3. Automation of Workflows and Services
Automation of products, processes, and services will arguably be one of the most disruptive byproducts of the ongoing digitization in construction. The pandemic merely highlighted the possibilities: Thanks to the rising adaptation of technologies such as BIM, 3D printing, robots, drones, AI, and analytics, it’s becoming possible to do an ever-increasing percentage of the construction work off-site.
In the construction sector, which has complex collaborations and workflows, automation will posit three primary opportunities for disruption:
- Automation of the physical tasks on-site
- Automation of production and manufacturing, (e.g. 3D printing building parts in factories)
- Automation of services and management procedures, (e.g. design, planning, or facility management)
All in all, these will reduce the on-site work and its execution and make management much more efficient.
4. Specialization and Customer-Centricity
“Riches are in the niches,” goes the common marketing mantra. With the rising demand for targeted services and sophisticated needs of our new world, construction is no exception. Increased specialization of products and services catering to a base of customers that value a high-level experience will characterize the “new normal” in construction.

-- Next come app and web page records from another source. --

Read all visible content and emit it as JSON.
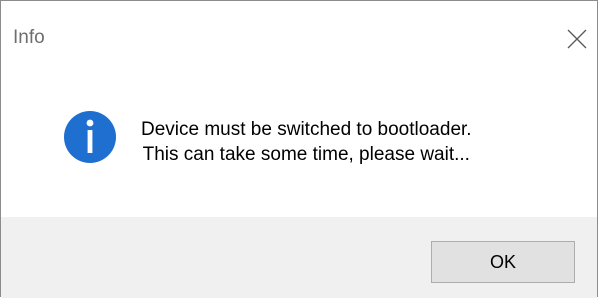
{
  "window": {
    "title": "Info"
  },
  "message": {
    "line1": "Device must be switched to bootloader.",
    "line2": "This can take some time, please wait..."
  },
  "buttons": {
    "ok_label": "OK"
  },
  "icons": {
    "close": "close-icon",
    "info": "info-icon"
  },
  "colors": {
    "info_icon_blue": "#1e6fd0",
    "footer_bg": "#f0f0f0",
    "button_bg": "#e1e1e1",
    "button_border": "#adadad"
  }
}
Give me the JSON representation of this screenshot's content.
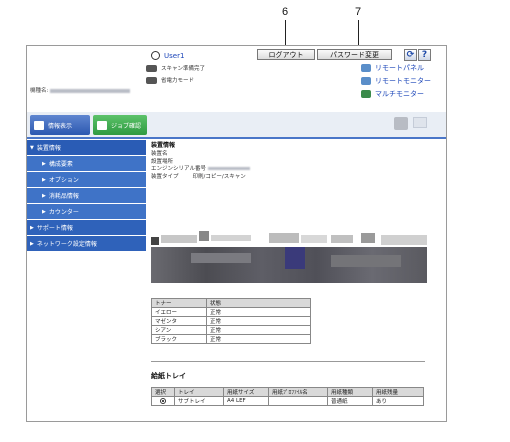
{
  "callouts": {
    "logout_num": "6",
    "password_num": "7"
  },
  "header": {
    "user": "User1",
    "logout": "ログアウト",
    "password_change": "パスワード変更",
    "refresh_icon": "refresh-icon",
    "help": "?",
    "status_scan": "スキャン準備完了",
    "status_power": "省電力モード",
    "remote_panel": "リモートパネル",
    "remote_monitor": "リモートモニター",
    "multi_monitor": "マルチモニター"
  },
  "device_name_label": "機種名:",
  "tabs": {
    "info": "情報表示",
    "job": "ジョブ確認"
  },
  "sidebar": {
    "items": [
      {
        "label": "装置情報",
        "kind": "head"
      },
      {
        "label": "構成要素",
        "kind": "sub"
      },
      {
        "label": "オプション",
        "kind": "sub"
      },
      {
        "label": "消耗品情報",
        "kind": "sub"
      },
      {
        "label": "カウンター",
        "kind": "sub"
      },
      {
        "label": "サポート情報",
        "kind": "top"
      },
      {
        "label": "ネットワーク設定情報",
        "kind": "top"
      }
    ]
  },
  "main": {
    "title": "装置情報",
    "fields": [
      "装置名",
      "設置場所",
      "エンジンシリアル番号",
      "装置タイプ"
    ],
    "device_type_value": "印刷/コピー/スキャン"
  },
  "toner_table": {
    "headers": [
      "トナー",
      "状態"
    ],
    "rows": [
      [
        "イエロー",
        "正常"
      ],
      [
        "マゼンタ",
        "正常"
      ],
      [
        "シアン",
        "正常"
      ],
      [
        "ブラック",
        "正常"
      ]
    ]
  },
  "tray_section": {
    "title": "給紙トレイ",
    "headers": [
      "選択",
      "トレイ",
      "用紙サイズ",
      "用紙ﾌﾟﾛﾌｧｲﾙ名",
      "用紙種類",
      "用紙残量"
    ],
    "row": [
      "",
      "サブトレイ",
      "A4 LEF",
      "",
      "普通紙",
      "あり"
    ]
  }
}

While a “winner-takes-all” situation might have dominated the markets, the demand for laser-sharp focus and expertise is already rising. Firms that specialize in specific products and segments, such as luxury single-family housing, hospitals, and medical facilities, or processing plants, will enhance their profit margins and competitive edge. Likewise, companies offering specialized services and products might expect a smaller but more regular and engaged customer base. Hence, a higher focus on customer-centricity will determine the prospects of companies who want to stay desirable and profitable.
The good news is, thanks to new educational technologies and opportunities, it’ll also be easier for the human resources to train and specialize in emerging sub-fields to meet the market demand.
5. Globalization and Standardization
The rising product and service specialization by no means translates into localized and smaller operations. In contrast, with a consolidated value chain, automation, and globalized codes of conduct, the construction ecosystem will be more internationalized than ever in the “new normal”.
Responding to the challenges of climate change, public health, and housing crises, there’ll be stricter international codes, regulations, as well as health and safety procedures. Particularly in advanced economies, governments and unions acknowledge the need to standardize building codes and create certification and approval processes for factory-built products rather than reviews of each site.
As the standardization will become a standard in the new normal of construction, the barrier to run a genuinely global operation will be lower. Additionally, with increasing collaboration opportunities and supply chain innovations, construction will have a chance to be truly international.
“New Normal” for Sustainable Growth Opportunities
Thanks to all these disruptions brought upon by advancing technologies and shifting market dynamics, there’s no doubt the new normal of construction will be one that’s kinder to the planet and its people — and undoubtedly more efficient.
Through digital-first, sustainable, and customer-centric business strategies, future-forward companies are poised to take advantage of this wind of change.